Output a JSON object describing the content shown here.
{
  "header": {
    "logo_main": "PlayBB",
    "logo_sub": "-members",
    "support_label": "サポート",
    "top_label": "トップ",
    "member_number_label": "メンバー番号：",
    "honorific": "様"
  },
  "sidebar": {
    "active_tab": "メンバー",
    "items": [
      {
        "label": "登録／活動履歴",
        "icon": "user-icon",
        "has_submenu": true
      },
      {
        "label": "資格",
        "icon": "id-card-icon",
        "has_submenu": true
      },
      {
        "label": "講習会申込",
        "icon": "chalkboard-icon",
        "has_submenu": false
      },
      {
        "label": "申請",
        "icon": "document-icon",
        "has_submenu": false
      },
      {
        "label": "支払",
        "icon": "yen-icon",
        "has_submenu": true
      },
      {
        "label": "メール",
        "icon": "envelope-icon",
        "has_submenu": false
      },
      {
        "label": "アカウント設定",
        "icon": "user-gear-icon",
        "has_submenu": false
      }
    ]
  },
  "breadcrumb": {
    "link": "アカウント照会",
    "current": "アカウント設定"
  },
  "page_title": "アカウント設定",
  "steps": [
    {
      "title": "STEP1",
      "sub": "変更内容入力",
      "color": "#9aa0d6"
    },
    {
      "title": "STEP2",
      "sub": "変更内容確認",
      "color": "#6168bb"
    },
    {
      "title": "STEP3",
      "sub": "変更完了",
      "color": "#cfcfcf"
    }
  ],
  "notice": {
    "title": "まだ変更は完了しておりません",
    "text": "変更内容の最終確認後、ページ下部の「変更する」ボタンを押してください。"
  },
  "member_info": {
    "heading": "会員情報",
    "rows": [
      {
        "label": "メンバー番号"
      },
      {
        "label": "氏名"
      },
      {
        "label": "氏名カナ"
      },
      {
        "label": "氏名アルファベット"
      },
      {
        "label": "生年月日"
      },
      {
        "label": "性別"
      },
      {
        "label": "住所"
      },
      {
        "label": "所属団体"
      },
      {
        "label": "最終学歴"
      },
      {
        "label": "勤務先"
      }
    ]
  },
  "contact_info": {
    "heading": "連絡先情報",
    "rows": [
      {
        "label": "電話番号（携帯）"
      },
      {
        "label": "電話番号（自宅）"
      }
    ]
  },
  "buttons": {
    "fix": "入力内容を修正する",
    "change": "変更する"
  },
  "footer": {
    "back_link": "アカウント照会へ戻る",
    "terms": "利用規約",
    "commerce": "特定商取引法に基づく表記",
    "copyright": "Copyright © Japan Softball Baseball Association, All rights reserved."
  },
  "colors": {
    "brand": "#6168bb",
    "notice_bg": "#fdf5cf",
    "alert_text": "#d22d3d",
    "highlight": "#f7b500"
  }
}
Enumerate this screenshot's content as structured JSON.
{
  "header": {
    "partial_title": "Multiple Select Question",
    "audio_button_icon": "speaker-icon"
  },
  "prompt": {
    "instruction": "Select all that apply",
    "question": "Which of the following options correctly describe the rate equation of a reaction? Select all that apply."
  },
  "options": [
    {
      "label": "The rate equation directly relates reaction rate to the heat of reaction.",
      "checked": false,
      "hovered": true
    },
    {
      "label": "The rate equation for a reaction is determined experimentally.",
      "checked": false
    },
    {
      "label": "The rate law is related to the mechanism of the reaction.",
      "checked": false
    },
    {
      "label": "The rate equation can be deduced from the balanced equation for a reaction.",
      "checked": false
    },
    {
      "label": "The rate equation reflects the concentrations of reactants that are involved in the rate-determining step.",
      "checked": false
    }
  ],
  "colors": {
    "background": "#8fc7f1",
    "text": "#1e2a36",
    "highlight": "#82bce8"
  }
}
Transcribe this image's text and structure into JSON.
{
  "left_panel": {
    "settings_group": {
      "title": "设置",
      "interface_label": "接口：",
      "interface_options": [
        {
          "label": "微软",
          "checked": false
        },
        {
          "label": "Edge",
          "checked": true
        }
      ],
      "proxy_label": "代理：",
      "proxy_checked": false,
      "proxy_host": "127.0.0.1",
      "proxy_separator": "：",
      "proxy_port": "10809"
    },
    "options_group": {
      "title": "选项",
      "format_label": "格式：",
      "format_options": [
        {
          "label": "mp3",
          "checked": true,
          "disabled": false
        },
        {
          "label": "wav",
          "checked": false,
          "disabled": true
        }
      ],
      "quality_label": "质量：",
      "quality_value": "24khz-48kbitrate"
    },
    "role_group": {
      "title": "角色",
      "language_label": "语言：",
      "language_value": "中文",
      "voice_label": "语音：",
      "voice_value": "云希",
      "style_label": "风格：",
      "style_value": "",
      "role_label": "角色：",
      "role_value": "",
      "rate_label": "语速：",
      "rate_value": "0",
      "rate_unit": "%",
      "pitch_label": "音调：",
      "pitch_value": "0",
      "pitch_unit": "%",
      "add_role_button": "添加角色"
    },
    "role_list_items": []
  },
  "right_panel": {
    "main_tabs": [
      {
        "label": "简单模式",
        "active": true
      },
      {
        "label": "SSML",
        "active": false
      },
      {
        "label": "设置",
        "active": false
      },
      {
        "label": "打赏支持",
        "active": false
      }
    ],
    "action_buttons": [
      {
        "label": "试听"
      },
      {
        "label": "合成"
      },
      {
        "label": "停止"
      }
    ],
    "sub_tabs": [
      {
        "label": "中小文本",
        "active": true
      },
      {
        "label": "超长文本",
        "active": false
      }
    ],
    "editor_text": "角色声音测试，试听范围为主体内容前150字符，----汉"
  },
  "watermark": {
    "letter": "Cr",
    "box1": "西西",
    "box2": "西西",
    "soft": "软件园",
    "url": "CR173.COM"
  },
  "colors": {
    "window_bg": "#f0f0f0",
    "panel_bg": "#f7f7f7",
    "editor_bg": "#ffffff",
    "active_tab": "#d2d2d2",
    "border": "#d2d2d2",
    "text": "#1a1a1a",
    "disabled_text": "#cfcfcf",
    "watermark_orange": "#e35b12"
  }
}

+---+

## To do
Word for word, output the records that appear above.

## Response area
Output a JSON object describing the content shown here.
{
  "header": {
    "logo_main": "PlayBB",
    "logo_sub": "-members",
    "support_label": "サポート",
    "top_label": "トップ",
    "member_number_label": "メンバー番号：",
    "honorific": "様"
  },
  "sidebar": {
    "active_tab": "メンバー",
    "items": [
      {
        "label": "登録／活動履歴",
        "icon": "user-icon",
        "has_submenu": true
      },
      {
        "label": "資格",
        "icon": "id-card-icon",
        "has_submenu": true
      },
      {
        "label": "講習会申込",
        "icon": "chalkboard-icon",
        "has_submenu": false
      },
      {
        "label": "申請",
        "icon": "document-icon",
        "has_submenu": false
      },
      {
        "label": "支払",
        "icon": "yen-icon",
        "has_submenu": true
      },
      {
        "label": "メール",
        "icon": "envelope-icon",
        "has_submenu": false
      },
      {
        "label": "アカウント設定",
        "icon": "user-gear-icon",
        "has_submenu": false
      }
    ]
  },
  "breadcrumb": {
    "link": "アカウント照会",
    "current": "アカウント設定"
  },
  "page_title": "アカウント設定",
  "steps": [
    {
      "title": "STEP1",
      "sub": "変更内容入力",
      "color": "#9aa0d6"
    },
    {
      "title": "STEP2",
      "sub": "変更内容確認",
      "color": "#6168bb"
    },
    {
      "title": "STEP3",
      "sub": "変更完了",
      "color": "#cfcfcf"
    }
  ],
  "notice": {
    "title": "まだ変更は完了しておりません",
    "text": "変更内容の最終確認後、ページ下部の「変更する」ボタンを押してください。"
  },
  "member_info": {
    "heading": "会員情報",
    "rows": [
      {
        "label": "メンバー番号"
      },
      {
        "label": "氏名"
      },
      {
        "label": "氏名カナ"
      },
      {
        "label": "氏名アルファベット"
      },
      {
        "label": "生年月日"
      },
      {
        "label": "性別"
      },
      {
        "label": "住所"
      },
      {
        "label": "所属団体"
      },
      {
        "label": "最終学歴"
      },
      {
        "label": "勤務先"
      }
    ]
  },
  "contact_info": {
    "heading": "連絡先情報",
    "rows": [
      {
        "label": "電話番号（携帯）"
      },
      {
        "label": "電話番号（自宅）"
      }
    ]
  },
  "buttons": {
    "fix": "入力内容を修正する",
    "change": "変更する"
  },
  "footer": {
    "back_link": "アカウント照会へ戻る",
    "terms": "利用規約",
    "commerce": "特定商取引法に基づく表記",
    "copyright": "Copyright © Japan Softball Baseball Association, All rights reserved."
  },
  "colors": {
    "brand": "#6168bb",
    "notice_bg": "#fdf5cf",
    "alert_text": "#d22d3d",
    "highlight": "#f7b500"
  }
}
Enumerate this screenshot's content as structured JSON.
{
  "header": {
    "partial_title": "Multiple Select Question",
    "audio_button_icon": "speaker-icon"
  },
  "prompt": {
    "instruction": "Select all that apply",
    "question": "Which of the following options correctly describe the rate equation of a reaction? Select all that apply."
  },
  "options": [
    {
      "label": "The rate equation directly relates reaction rate to the heat of reaction.",
      "checked": false,
      "hovered": true
    },
    {
      "label": "The rate equation for a reaction is determined experimentally.",
      "checked": false
    },
    {
      "label": "The rate law is related to the mechanism of the reaction.",
      "checked": false
    },
    {
      "label": "The rate equation can be deduced from the balanced equation for a reaction.",
      "checked": false
    },
    {
      "label": "The rate equation reflects the concentrations of reactants that are involved in the rate-determining step.",
      "checked": false
    }
  ],
  "colors": {
    "background": "#8fc7f1",
    "text": "#1e2a36",
    "highlight": "#82bce8"
  }
}
Transcribe this image's text and structure into JSON.
{
  "left_panel": {
    "settings_group": {
      "title": "设置",
      "interface_label": "接口：",
      "interface_options": [
        {
          "label": "微软",
          "checked": false
        },
        {
          "label": "Edge",
          "checked": true
        }
      ],
      "proxy_label": "代理：",
      "proxy_checked": false,
      "proxy_host": "127.0.0.1",
      "proxy_separator": "：",
      "proxy_port": "10809"
    },
    "options_group": {
      "title": "选项",
      "format_label": "格式：",
      "format_options": [
        {
          "label": "mp3",
          "checked": true,
          "disabled": false
        },
        {
          "label": "wav",
          "checked": false,
          "disabled": true
        }
      ],
      "quality_label": "质量：",
      "quality_value": "24khz-48kbitrate"
    },
    "role_group": {
      "title": "角色",
      "language_label": "语言：",
      "language_value": "中文",
      "voice_label": "语音：",
      "voice_value": "云希",
      "style_label": "风格：",
      "style_value": "",
      "role_label": "角色：",
      "role_value": "",
      "rate_label": "语速：",
      "rate_value": "0",
      "rate_unit": "%",
      "pitch_label": "音调：",
      "pitch_value": "0",
      "pitch_unit": "%",
      "add_role_button": "添加角色"
    },
    "role_list_items": []
  },
  "right_panel": {
    "main_tabs": [
      {
        "label": "简单模式",
        "active": true
      },
      {
        "label": "SSML",
        "active": false
      },
      {
        "label": "设置",
        "active": false
      },
      {
        "label": "打赏支持",
        "active": false
      }
    ],
    "action_buttons": [
      {
        "label": "试听"
      },
      {
        "label": "合成"
      },
      {
        "label": "停止"
      }
    ],
    "sub_tabs": [
      {
        "label": "中小文本",
        "active": true
      },
      {
        "label": "超长文本",
        "active": false
      }
    ],
    "editor_text": "角色声音测试，试听范围为主体内容前150字符，----汉"
  },
  "watermark": {
    "letter": "Cr",
    "box1": "西西",
    "box2": "西西",
    "soft": "软件园",
    "url": "CR173.COM"
  },
  "colors": {
    "window_bg": "#f0f0f0",
    "panel_bg": "#f7f7f7",
    "editor_bg": "#ffffff",
    "active_tab": "#d2d2d2",
    "border": "#d2d2d2",
    "text": "#1a1a1a",
    "disabled_text": "#cfcfcf",
    "watermark_orange": "#e35b12"
  }
}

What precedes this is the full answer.